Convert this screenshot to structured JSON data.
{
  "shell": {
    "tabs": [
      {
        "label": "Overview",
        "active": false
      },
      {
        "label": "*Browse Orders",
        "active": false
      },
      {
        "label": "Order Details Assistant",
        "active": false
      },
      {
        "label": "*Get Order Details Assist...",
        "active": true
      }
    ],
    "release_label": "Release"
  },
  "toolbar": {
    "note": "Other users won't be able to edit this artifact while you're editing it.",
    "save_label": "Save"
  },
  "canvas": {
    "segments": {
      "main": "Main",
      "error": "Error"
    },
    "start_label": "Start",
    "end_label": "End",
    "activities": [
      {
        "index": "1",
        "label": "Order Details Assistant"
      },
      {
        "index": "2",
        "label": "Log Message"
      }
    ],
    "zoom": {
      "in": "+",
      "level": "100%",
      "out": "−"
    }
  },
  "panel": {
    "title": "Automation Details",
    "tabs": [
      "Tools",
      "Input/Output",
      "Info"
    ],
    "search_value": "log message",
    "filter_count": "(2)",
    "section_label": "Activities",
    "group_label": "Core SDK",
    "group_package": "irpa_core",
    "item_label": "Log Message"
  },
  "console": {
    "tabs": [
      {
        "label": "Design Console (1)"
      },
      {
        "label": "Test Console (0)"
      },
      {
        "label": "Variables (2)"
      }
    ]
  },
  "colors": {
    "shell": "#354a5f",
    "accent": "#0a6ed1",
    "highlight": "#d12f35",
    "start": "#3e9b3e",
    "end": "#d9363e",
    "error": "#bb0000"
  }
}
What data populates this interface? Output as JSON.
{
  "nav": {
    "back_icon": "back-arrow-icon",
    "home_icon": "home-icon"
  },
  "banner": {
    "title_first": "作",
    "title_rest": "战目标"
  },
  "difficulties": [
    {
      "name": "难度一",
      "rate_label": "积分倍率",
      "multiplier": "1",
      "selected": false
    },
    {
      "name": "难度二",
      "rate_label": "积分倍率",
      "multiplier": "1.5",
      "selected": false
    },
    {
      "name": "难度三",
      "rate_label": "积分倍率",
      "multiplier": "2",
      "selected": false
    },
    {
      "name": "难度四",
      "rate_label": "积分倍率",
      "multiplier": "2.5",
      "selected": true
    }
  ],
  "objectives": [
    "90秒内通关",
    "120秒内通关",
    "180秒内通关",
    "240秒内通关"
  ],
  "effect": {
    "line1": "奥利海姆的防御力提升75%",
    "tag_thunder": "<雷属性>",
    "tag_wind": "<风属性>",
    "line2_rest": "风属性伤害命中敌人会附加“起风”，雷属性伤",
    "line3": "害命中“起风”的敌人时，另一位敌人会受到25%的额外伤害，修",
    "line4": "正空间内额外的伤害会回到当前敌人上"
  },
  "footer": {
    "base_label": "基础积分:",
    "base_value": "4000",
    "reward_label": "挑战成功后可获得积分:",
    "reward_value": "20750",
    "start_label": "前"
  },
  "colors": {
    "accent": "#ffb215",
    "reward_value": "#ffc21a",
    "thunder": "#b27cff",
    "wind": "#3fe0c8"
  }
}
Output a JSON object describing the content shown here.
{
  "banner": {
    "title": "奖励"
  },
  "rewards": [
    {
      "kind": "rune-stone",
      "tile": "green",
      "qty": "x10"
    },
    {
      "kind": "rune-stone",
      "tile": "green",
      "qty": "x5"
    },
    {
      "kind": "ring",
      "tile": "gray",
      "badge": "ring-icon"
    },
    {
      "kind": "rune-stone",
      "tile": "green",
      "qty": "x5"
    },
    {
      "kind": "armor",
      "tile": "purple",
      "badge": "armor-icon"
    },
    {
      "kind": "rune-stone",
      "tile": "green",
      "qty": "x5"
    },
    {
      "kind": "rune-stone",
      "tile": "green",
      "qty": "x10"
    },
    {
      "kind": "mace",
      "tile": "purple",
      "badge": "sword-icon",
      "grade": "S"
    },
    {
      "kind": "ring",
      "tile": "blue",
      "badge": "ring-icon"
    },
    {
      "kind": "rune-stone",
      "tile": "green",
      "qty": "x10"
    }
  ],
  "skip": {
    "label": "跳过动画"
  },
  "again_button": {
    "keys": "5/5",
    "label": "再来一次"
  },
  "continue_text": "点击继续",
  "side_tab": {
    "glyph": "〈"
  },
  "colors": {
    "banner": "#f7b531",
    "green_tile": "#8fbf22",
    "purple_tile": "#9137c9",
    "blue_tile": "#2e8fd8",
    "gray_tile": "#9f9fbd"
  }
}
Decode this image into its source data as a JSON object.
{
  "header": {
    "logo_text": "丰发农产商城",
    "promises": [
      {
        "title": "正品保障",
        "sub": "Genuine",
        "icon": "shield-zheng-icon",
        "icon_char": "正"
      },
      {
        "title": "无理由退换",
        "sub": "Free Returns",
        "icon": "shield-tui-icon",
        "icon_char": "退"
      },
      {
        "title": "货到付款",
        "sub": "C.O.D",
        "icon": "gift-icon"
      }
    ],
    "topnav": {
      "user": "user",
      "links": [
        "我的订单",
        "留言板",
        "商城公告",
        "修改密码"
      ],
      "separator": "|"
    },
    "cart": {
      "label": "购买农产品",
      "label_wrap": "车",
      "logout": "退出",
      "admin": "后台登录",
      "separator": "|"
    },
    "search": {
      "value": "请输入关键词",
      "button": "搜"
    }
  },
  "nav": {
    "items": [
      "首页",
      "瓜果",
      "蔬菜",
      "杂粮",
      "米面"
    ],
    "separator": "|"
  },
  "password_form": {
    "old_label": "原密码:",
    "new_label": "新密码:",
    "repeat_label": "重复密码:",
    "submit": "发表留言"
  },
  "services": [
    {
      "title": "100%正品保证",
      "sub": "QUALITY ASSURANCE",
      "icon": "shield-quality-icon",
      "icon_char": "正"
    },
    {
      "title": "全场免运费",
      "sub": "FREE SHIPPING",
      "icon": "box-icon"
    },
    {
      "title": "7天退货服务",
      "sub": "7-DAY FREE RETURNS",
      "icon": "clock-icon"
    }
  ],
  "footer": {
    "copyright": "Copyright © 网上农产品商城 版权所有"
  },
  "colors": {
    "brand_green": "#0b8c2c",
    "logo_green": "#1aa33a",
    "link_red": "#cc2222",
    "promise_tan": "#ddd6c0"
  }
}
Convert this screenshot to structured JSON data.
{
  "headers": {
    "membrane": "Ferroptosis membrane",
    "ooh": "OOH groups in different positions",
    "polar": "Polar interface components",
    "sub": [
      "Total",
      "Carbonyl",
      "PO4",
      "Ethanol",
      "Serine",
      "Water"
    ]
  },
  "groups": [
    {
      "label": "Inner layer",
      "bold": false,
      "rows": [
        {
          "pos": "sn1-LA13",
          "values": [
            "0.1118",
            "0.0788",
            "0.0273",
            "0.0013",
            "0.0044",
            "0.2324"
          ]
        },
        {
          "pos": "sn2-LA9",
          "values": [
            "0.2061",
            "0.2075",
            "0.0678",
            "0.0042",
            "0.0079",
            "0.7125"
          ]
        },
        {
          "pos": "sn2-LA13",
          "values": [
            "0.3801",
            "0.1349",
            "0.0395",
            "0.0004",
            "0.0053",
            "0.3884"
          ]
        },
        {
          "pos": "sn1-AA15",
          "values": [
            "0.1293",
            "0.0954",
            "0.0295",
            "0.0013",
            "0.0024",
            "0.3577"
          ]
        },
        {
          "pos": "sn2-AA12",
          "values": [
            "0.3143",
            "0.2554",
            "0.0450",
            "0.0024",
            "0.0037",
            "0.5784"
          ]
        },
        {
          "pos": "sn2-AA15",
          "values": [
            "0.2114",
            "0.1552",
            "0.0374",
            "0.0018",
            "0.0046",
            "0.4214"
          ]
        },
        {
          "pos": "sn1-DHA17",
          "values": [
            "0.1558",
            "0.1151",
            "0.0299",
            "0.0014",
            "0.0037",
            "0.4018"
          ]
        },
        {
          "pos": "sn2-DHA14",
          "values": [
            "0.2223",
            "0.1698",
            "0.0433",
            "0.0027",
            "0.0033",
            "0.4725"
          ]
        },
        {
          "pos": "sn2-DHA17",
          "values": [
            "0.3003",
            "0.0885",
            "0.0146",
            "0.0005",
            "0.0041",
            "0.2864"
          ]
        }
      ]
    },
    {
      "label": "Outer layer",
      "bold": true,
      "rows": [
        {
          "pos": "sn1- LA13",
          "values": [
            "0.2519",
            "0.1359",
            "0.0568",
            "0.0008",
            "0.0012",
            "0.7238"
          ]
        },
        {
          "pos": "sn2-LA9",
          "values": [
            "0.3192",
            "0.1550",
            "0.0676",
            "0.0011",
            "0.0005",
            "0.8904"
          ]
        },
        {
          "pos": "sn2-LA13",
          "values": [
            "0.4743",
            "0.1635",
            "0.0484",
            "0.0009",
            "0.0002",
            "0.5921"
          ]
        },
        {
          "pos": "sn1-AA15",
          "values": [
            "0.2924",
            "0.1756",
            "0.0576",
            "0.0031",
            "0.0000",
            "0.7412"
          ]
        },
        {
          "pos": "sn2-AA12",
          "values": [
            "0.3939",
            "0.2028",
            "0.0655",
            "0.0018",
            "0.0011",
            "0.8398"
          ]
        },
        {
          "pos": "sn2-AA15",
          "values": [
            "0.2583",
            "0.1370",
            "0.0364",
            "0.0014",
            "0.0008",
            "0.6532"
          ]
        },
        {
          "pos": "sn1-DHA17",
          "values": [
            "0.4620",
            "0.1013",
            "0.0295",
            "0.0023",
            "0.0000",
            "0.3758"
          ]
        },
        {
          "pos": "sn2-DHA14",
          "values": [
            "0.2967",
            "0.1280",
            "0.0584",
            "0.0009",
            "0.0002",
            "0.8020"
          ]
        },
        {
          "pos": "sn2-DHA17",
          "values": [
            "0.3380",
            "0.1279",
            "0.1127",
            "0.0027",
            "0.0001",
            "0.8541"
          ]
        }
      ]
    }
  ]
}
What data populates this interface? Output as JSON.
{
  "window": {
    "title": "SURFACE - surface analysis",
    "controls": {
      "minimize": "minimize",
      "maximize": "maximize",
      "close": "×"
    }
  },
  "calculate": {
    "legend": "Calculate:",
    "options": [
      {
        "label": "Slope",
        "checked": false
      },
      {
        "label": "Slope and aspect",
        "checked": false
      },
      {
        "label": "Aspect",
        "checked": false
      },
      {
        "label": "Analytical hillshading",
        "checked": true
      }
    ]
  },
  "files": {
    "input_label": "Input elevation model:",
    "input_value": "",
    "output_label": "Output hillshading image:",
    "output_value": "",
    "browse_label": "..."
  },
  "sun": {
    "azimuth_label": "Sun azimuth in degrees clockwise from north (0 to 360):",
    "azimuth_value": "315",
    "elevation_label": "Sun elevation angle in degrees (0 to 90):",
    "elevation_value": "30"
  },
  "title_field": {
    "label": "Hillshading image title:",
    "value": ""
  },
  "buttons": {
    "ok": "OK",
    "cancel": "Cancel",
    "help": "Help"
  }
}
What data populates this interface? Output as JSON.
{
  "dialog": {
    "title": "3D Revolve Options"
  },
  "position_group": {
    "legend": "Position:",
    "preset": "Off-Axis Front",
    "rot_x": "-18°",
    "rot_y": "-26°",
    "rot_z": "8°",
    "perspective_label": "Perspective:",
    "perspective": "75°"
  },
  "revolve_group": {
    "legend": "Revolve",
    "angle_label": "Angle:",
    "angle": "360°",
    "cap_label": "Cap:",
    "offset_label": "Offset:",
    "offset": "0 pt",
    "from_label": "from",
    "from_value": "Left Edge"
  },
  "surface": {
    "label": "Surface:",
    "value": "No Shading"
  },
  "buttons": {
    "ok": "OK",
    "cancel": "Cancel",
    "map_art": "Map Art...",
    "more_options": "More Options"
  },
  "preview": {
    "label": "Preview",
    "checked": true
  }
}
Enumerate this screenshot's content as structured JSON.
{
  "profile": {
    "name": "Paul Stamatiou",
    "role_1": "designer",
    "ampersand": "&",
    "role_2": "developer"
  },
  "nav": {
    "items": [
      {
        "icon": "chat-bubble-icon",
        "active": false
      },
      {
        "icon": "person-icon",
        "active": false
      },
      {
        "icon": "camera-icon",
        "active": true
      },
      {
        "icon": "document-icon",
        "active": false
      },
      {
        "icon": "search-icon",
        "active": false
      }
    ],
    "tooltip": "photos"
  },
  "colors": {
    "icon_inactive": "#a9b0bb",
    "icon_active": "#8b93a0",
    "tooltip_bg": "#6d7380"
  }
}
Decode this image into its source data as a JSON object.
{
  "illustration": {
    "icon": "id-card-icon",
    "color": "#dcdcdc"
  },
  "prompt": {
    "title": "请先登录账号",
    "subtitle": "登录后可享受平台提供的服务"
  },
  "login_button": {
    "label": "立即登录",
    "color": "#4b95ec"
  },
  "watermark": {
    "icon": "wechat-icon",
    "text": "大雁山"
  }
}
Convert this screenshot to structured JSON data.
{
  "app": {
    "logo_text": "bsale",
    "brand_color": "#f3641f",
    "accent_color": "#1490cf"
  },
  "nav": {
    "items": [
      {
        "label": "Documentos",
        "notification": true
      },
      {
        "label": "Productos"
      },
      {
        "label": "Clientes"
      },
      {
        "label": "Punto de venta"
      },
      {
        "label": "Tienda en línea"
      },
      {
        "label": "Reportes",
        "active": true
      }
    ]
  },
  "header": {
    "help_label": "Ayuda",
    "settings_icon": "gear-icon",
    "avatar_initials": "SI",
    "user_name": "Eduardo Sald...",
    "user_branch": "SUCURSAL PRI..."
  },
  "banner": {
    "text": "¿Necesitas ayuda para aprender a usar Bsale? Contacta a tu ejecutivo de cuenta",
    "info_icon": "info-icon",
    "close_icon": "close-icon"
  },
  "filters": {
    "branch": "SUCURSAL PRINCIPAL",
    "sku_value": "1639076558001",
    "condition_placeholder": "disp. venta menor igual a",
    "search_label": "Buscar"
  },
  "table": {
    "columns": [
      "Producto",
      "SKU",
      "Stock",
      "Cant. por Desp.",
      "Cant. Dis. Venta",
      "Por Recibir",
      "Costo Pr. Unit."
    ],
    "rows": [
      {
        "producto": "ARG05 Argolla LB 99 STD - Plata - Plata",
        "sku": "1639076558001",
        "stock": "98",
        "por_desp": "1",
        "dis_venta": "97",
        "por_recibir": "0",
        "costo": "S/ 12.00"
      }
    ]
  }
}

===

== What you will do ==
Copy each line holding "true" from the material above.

== Answer to the problem ==
        "active": true
      "selected": true
      "bold": true,
        "checked": true
    "checked": true
        "active": true
        "notification": true
        "active": true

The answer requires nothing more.